HD Pan/Tilt Wi-Fi Camera with Night Vision NC450
Blade 28 backpack by Arc’teryx
Garmin Fenix Chronos smartwatch
Dell XPS 13 laptop
HP Pavilion x360 13”
Surface Pro 4
Dell Inspiron 5000 series 2-in-1
Lexar® JumpDrive® C20c USB Type-C flash drive
Audio-Technica ATH-ANC70 Noise Cancelling Headphones
Most Popular Reviews
- 1 Star Wars Death Star Bluetooth levitating rotating speaker review
- 2 Finally! LG OLED TV 2016 range review
- 3 Fetch TV Mighty review: Better than Foxtel
- 4 Fetch TV Mini review: Make your TV a smart TV
- 5 Panasonic Viera DX900U UHD 4K smart TV review
Latest News Articles
- PC prices will continue to go up due to shortage of components
- Radeon Vega vs. GeForce GTX 1080 Ti? AMD, Nvidia announce dueling events at GDC 2017
- Toshiba's in chaos, but not quitting PCs -- yet
- Intel's 8th-gen 'Coffee Lake' chips reuse 14nm process as other Core CPUs ease into new tech
- Intel researches tech to prepare for a future beyond today's PCs
GGG Evaluation Team
I’d happily recommend this touchscreen laptop and Windows 10 as a great way to get serious work done at a desk or on the road.
Ultimately, I think the Windows 10 environment is excellent for me as it caters for so many different uses. The inclusion of the Xbox app is also great for when you need some downtime too!
For me, the Xbox Play Anywhere is a great new feature as it allows you to play your current Xbox games with higher resolutions and better graphics without forking out extra cash for another copy. Although available titles are still scarce, but I’m sure it will grow in time.

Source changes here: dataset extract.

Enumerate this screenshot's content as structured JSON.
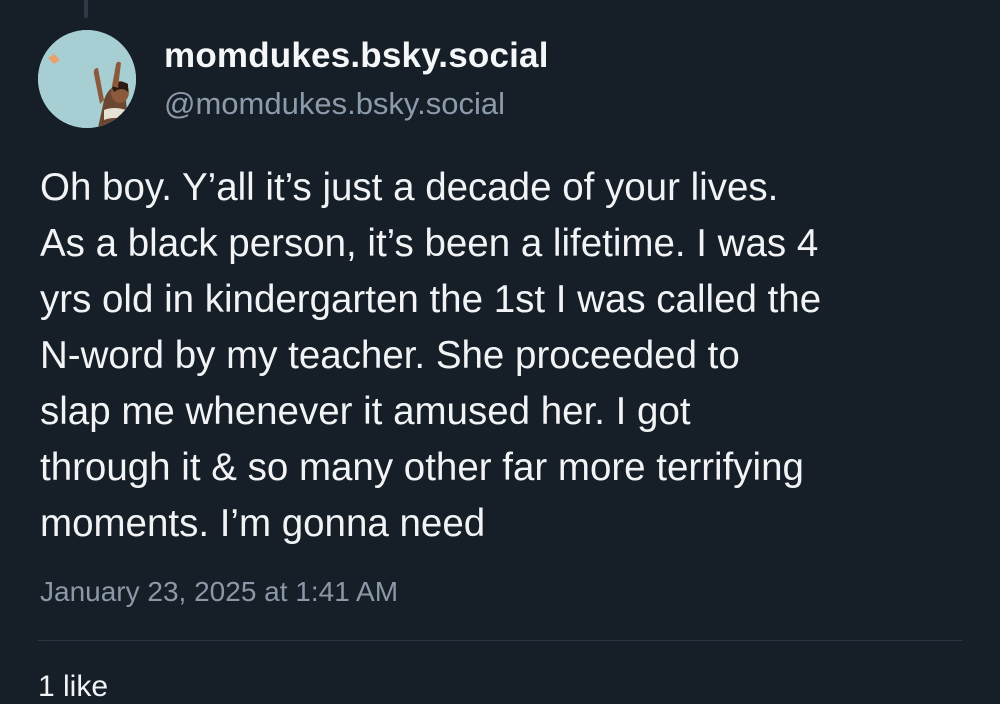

First impression on unpacking the Q702 test unit was the solid feel and clean, minimalist styling.
For work use, Microsoft Word and Excel programs pre-installed on the device are adequate for preparing short documents.
- Horizon Zero Dawn review
- How to quit Pokemon Go (or to start enjoying it again)
- Japan's pop culture, anime-friendly, J-Pop shrine, Kanda Myojin
- Which flagship TV is best? Sony 4K HDR Bravia 2016 versus LG 4K HDR OLED 2016
- 10 Blu-ray movies / Best looking Blu-ray movies
- FTDevOps/Senior Sys Admin - eCommerce - Permanent - Sydney Northern BeachesNSW
- FTSenior Java DeveloperNSW
- TPGIS Developer - 6 month ContractQLD
- FTPMO Specialist - PermanentACT
- CCSharepoint Business AnalystACT
- CCDesktop SupportNSW
- TPTechnical Business Analyst - DigitalQLD
- FTSenior Functional Consultant - Data Analytics - TelcoVIC
- FTHead of ApplicationsVIC
- TPAgile Business AnalystQLD
- CCTechnical Team LeadSA
- CCFullstack .Net DeveloperNSW
- FTTechnical Consultant MS Dynamics AXVIC
- CCProject SpecialistVIC
- CCBI Technical LeadACT
- CCSystem EngineerSA
- TPBusiness Process Analyst (Newcaslte Based)NSW
- TPDesktop Support OfficerQLD
- TPSenior Analyst Programmer - ContractQLD
- FTSenior Technical Consultant - SQLACT
- TPFront End DeveloperNSW
- FTSenior Business AnalystNSW
- CCFront End DeveloperNSW
- FTLevel 2 Technical Support OfficerQLD
- CCWicked Front-End DeveloperVIC